### EXERCISE GOAL
Filter the entries beneath this task, copying only the lines that hold the word "输入贺词".

——————————

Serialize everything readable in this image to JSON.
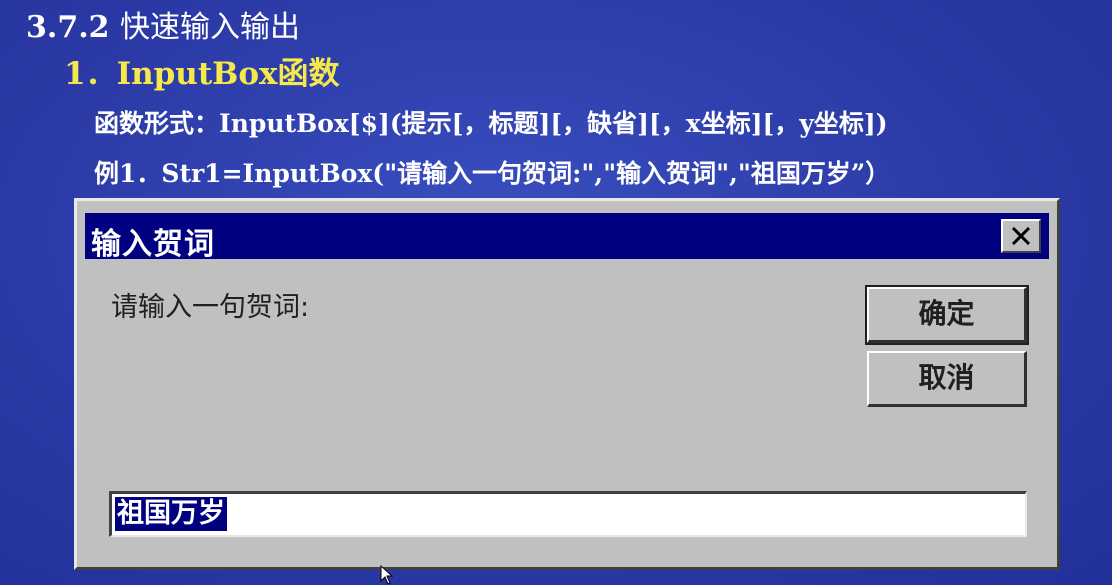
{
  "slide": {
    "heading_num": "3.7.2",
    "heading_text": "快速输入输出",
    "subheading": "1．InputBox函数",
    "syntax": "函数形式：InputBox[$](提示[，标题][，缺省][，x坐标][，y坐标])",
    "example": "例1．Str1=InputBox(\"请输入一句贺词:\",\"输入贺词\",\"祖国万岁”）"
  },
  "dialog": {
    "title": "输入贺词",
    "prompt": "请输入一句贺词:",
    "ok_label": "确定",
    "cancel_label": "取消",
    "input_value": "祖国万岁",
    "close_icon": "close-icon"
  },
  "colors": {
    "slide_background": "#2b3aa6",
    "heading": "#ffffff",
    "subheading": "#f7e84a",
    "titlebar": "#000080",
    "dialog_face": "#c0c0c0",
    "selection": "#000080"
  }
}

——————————

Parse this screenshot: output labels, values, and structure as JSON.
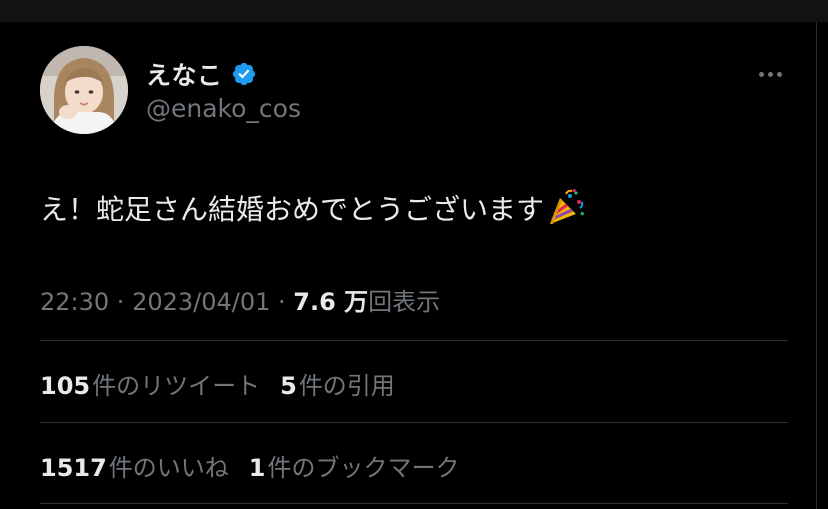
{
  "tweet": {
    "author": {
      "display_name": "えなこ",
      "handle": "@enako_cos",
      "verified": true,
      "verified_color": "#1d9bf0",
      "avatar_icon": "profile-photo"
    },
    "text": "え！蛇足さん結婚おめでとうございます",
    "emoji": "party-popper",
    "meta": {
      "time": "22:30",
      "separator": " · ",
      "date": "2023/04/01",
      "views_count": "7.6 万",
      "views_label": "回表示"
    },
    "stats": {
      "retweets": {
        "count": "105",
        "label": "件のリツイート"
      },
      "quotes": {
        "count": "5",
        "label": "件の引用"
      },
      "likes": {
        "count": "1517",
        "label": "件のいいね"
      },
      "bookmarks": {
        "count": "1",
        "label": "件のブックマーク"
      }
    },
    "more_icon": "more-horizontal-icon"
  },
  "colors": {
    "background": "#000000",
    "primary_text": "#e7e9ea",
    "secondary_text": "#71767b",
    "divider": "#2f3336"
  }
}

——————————

### RESULT BELOW
    "example": "例1．Str1=InputBox(\"请输入一句贺词:\",\"输入贺词\",\"祖国万岁”）"
    "title": "输入贺词",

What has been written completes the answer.